● **TASK REQUIREMENTS**
Lines from the entries below that hold "bench" form the answer; copy all of them.

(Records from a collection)
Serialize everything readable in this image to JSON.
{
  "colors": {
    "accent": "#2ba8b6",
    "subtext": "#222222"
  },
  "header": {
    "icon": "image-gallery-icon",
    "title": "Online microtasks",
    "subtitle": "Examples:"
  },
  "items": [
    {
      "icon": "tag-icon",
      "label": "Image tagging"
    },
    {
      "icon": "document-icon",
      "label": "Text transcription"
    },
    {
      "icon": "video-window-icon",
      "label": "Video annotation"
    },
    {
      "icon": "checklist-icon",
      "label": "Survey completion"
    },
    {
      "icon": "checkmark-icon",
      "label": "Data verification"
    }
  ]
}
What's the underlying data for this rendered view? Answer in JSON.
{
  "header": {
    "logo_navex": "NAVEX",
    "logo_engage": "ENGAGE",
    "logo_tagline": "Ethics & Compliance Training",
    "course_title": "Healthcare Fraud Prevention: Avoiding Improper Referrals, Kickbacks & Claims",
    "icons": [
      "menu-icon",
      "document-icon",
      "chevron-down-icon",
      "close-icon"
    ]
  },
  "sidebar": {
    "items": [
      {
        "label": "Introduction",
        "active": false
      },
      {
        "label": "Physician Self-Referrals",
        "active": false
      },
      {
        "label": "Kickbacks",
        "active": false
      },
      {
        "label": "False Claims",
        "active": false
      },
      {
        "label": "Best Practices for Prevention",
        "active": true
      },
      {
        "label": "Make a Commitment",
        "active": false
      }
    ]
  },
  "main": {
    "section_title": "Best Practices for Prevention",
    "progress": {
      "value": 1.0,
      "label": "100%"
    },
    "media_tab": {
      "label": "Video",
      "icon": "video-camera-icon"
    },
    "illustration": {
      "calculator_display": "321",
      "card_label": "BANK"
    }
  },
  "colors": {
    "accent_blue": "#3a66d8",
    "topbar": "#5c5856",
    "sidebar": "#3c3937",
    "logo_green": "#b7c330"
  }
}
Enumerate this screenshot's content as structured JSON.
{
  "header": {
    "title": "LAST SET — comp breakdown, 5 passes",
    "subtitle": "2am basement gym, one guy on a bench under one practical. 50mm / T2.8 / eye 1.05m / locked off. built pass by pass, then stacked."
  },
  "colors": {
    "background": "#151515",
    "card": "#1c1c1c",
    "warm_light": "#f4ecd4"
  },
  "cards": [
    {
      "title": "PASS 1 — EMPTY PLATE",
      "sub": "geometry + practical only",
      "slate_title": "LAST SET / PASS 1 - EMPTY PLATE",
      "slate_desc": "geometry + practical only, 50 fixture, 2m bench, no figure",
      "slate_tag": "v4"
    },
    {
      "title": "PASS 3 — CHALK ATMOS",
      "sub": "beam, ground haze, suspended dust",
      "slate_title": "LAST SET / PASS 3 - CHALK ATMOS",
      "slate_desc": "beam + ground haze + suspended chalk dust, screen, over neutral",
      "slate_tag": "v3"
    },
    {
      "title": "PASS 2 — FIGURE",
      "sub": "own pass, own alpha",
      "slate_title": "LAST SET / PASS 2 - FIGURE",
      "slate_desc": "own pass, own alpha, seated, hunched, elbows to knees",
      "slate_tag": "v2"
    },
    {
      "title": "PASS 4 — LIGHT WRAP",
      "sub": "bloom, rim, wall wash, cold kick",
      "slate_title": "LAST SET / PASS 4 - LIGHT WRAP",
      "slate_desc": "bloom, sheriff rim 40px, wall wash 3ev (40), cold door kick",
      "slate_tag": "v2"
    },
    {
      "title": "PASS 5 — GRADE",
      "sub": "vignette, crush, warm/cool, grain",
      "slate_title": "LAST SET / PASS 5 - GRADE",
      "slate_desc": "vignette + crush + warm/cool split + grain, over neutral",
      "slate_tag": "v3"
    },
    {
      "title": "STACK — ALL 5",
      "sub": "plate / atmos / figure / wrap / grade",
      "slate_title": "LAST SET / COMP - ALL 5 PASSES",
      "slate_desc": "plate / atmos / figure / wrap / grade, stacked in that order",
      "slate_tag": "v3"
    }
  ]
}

● **REPLY**
    "subtitle": "2am basement gym, one guy on a bench under one practical. 50mm / T2.8 / eye 1.05m / locked off. built pass by pass, then stacked."
      "slate_desc": "geometry + practical only, 50 fixture, 2m bench, no figure",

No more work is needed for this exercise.